"Fine," she replied, feeling awkward having such a normal conversation over dinner with a man who had made it routine to knock her off her broom and belittle her existence since she came from a Muggle family. "How have you been, Flint?"
"Just peachy," he grinned. "I don't play Quidditch anymore. I'm too busy with my new hobby, dodging Death Eaters and, in general, trying to stay alive." His sarcasm almost masked the pain in his voice.
"It's hard for everyone," Katie agreed.
"I noticed you haven't been on a broomstick in some time."
"I'm here most of the time," she informed him. "I made a choice. I chose a side."
Katie paused, her spoon hovering just above the bowl. She furrowed her brow and put the spoon back down. "Why did you chose our side?" she asked.
"Our side?" he chuckled. "Are you Dumbledore's Army now?"
"I was a part of it."
"Ah," he nodded. "Well, Madam Bell, it may be hard for you to believe, but I do not have much of a stomach for torture and death." She raised an eyebrow at him. "My techniques on the Quidditch field are purely to win the game and on occasion piss off Wood." Katie couldn't help but giggle at the last comment. Even after all this time, the feud between Gryffindor and Slytherin on the pitch was present. "You are pretty when you laugh," he stated, surprising her. "Then again, you always were attractive."
She opened her mouth to snap back at him, but the intensity of his gaze suddenly made her fall silent. It had been a couple of years since she had been on a date. There hadn't been a lot of positive celebration lately. The attacks were keeping the hospital full and busy. If Katie wasn't working as a healer, she was on the community pitch in the park across from her flat, or sleeping. There was rarely any room for anything else in her hectic schedule. She assumed at some point she would get over the opal necklace, the deaths of so many of her classmates and friends during the war, and the horrors of what she saw on a daily basis. She assumed there would be a time when she felt comfortable enough to pursue a relationship, but she had never expected to receive compliments from Marcus Flint.
"Um, I'll take the dishes back," she said quickly, trying to hide her unease. She knocked over her bowl, as she scrambled to get them all on the tray.
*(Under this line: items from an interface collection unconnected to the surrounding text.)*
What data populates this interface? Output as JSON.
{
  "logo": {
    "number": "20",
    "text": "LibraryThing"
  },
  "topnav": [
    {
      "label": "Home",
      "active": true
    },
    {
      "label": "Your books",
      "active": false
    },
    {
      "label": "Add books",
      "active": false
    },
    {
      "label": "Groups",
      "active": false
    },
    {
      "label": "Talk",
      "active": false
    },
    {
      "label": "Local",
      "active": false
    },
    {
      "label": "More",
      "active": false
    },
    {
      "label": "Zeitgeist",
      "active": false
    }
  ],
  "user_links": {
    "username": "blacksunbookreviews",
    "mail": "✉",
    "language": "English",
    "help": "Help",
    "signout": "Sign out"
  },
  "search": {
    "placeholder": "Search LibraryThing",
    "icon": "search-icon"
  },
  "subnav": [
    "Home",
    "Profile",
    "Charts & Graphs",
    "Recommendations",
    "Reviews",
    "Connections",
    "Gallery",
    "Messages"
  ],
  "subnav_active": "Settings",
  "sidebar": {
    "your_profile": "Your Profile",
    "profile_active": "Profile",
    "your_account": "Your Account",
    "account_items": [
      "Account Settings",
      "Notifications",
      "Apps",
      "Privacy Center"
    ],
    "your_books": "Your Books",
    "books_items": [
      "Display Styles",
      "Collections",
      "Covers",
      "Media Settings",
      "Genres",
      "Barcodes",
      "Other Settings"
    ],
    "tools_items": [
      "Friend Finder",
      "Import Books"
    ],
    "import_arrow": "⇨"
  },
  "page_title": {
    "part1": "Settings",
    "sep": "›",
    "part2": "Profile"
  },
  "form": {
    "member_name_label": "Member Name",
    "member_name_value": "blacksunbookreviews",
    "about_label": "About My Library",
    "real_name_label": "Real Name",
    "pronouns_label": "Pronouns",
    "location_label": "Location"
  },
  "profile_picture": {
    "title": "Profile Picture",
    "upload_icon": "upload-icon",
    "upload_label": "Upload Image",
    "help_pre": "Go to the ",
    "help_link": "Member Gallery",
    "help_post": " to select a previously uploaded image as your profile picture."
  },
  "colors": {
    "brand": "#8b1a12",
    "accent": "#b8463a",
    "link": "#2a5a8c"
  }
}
"Katie." He was at her side in a second, his hand on her arm. His touch was surprisingly warm, gentle. She looked up into his eyes, searching his face. It wasn't the boy who had called her names in class, or shoved her off her broom to avoid her team scoring another ten points. This man in front of her was changed. The scar was there, still fading from her handiwork, but underneath it, behind his emerald orbs she could see the difference.
His lips descended on hers. She hadn't realized what happened until she was kissing him back. The soup bowl lay forgotten on the floor. Katie forgot how tired she was, how sad, how broken. She let the intensity of the kiss build, wrapping her arms around him, forcing herself closer. Marcus bit her bottom lip, exploring her mouth. His hands pressed on her back, keeping her form locked against his. Minutes ticked by unnoticed. A pleasurable heat began to build within her. Marcus deepened the kiss, as Katie's fingers began to work their way through his dark hair.
"Madam Bell," a nurse's voice called from down the hall. Katie jumped out of his hold, rushing to her office door. "There you are," the nurse greeted her. "We have another one in Room 112."
"I'll be there in a second," Katie told her, shutting the door. She hurried over to her desk, yanking open a smaller drawer, hidden within the center one. "Here," she handed Marcus a set of keys. "You and the boys can stay at my flat. You'll be safe there."
She turned on her heel to leave, when Marcus grabbed her wrist. "This wasn't my plan, you know," he told her softly. His other hand reached out to tuck a lock of her golden hair back.
"I know," she sighed, leaning into his touch. "It's Plan B."
"True," he nodded, "but it looks like it may turn out better than Plan A."